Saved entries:

============

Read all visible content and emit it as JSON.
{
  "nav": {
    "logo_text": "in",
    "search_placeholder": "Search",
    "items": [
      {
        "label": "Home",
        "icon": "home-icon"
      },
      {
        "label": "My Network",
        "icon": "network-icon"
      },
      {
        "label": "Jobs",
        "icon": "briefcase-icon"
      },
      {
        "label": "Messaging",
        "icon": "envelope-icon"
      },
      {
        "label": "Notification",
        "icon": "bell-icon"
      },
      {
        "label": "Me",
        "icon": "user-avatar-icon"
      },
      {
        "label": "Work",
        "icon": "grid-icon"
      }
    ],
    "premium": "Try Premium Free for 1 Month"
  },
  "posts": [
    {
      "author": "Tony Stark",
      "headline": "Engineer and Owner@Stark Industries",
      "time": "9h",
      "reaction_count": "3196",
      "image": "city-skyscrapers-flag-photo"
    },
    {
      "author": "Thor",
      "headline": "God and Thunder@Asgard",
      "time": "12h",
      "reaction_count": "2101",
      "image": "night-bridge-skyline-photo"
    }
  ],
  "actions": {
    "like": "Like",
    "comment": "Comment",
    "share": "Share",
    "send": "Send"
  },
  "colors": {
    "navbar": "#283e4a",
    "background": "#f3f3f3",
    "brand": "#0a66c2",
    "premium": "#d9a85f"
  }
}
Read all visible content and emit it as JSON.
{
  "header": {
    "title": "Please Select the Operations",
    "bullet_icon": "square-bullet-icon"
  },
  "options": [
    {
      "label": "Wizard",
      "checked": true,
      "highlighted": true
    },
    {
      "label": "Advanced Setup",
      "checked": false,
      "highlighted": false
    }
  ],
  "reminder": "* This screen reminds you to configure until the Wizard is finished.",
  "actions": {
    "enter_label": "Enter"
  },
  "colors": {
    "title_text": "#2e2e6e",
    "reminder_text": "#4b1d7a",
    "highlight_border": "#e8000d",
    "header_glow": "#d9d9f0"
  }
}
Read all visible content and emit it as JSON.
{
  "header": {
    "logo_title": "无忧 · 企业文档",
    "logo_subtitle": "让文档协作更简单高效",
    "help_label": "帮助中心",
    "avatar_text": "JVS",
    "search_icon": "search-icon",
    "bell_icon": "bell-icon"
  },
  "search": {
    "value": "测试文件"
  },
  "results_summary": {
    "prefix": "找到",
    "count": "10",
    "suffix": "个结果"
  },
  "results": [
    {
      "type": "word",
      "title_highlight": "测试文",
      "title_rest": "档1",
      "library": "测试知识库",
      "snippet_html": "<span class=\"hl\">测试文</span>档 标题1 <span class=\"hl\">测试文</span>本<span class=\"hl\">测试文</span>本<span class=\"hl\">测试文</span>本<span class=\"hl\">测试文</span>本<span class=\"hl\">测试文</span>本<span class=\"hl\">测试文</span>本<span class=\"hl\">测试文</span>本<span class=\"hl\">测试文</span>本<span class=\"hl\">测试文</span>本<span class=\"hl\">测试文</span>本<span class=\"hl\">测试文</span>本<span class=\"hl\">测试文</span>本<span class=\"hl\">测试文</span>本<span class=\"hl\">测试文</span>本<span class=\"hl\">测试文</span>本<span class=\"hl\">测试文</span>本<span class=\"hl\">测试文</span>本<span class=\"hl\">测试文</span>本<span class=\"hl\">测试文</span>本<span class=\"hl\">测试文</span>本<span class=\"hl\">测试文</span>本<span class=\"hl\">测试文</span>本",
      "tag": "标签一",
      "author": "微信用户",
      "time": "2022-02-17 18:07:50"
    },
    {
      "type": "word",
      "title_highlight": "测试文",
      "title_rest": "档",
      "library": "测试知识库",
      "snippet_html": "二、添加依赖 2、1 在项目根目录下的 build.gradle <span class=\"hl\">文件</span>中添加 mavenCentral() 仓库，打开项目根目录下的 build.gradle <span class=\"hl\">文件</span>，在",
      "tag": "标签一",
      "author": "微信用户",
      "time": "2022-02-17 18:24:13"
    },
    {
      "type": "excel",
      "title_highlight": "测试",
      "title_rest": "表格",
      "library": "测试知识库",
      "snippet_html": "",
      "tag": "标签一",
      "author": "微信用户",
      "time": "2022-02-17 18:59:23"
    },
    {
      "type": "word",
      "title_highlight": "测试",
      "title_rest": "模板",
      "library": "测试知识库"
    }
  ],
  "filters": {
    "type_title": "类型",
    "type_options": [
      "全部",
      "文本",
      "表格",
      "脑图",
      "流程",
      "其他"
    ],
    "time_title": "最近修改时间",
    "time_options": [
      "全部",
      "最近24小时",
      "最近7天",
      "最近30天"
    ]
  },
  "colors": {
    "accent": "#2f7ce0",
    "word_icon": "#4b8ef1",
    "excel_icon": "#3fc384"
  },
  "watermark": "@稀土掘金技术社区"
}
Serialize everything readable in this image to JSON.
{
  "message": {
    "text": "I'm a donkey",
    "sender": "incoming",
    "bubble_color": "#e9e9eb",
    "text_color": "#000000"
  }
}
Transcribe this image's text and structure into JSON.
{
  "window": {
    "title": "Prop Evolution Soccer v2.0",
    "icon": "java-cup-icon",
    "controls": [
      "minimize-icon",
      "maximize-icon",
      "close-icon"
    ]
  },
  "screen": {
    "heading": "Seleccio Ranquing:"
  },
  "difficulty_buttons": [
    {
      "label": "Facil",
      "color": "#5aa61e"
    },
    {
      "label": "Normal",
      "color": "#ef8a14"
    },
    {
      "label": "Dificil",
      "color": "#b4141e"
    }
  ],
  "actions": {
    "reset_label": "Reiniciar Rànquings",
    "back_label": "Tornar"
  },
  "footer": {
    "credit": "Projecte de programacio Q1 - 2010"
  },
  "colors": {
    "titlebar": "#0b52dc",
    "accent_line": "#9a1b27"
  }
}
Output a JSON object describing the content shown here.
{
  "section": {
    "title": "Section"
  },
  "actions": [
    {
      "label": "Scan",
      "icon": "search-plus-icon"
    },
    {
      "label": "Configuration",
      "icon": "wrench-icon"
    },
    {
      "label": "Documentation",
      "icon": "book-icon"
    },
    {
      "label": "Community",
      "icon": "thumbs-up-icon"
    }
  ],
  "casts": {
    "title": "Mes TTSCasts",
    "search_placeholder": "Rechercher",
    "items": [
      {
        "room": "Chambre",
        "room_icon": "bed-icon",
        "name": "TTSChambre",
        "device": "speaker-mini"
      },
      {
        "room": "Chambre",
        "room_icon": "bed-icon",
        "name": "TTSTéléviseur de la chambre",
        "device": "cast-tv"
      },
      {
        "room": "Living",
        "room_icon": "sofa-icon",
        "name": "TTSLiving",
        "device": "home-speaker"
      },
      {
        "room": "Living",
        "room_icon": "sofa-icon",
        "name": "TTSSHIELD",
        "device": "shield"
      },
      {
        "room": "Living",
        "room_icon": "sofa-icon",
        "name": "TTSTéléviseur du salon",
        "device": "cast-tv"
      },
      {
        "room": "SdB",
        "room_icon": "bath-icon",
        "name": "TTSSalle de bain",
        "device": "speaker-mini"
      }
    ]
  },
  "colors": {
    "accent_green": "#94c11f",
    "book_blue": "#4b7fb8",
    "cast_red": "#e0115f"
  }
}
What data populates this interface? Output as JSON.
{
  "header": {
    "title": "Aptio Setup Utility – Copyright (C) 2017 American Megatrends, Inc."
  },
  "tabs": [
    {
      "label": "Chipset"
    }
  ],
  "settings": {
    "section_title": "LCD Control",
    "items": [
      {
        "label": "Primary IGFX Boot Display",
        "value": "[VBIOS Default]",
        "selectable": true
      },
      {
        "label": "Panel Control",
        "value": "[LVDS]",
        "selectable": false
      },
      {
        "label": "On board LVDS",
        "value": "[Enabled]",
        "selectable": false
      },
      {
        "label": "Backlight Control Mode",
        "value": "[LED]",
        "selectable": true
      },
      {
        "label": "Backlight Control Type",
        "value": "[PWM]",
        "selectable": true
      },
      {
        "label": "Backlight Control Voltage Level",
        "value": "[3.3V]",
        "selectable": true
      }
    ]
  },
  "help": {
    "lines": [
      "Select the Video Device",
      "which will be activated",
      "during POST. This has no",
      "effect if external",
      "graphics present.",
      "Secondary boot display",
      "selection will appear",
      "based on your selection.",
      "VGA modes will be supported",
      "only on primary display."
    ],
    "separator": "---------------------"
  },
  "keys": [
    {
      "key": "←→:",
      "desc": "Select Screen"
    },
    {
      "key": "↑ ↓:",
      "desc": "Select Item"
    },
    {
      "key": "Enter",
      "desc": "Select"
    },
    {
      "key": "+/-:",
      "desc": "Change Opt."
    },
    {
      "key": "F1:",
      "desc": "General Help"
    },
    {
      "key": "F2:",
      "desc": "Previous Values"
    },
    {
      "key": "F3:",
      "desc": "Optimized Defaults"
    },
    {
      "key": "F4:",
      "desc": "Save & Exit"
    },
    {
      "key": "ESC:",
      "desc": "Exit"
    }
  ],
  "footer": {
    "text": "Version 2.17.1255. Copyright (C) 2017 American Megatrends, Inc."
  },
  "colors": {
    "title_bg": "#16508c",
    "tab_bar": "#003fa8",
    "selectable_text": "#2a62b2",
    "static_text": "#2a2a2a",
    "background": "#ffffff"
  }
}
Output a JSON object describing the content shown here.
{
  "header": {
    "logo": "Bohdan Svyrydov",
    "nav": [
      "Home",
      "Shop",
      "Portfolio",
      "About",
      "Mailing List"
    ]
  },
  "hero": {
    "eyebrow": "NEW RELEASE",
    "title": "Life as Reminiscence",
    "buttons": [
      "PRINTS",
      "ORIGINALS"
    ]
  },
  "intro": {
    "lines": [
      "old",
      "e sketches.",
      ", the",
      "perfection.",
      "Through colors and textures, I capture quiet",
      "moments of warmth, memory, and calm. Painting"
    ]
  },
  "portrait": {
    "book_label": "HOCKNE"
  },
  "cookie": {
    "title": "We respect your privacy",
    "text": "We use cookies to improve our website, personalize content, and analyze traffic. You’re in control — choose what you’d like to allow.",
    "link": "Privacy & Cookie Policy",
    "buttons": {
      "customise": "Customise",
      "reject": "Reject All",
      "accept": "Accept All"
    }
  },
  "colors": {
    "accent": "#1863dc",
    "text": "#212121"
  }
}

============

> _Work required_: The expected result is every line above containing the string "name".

> _The completed task_:
        "name": "TTSChambre",
        "name": "TTSTéléviseur de la chambre",
        "name": "TTSLiving",
        "name": "TTSSHIELD",
        "name": "TTSTéléviseur du salon",
        "name": "TTSSalle de bain",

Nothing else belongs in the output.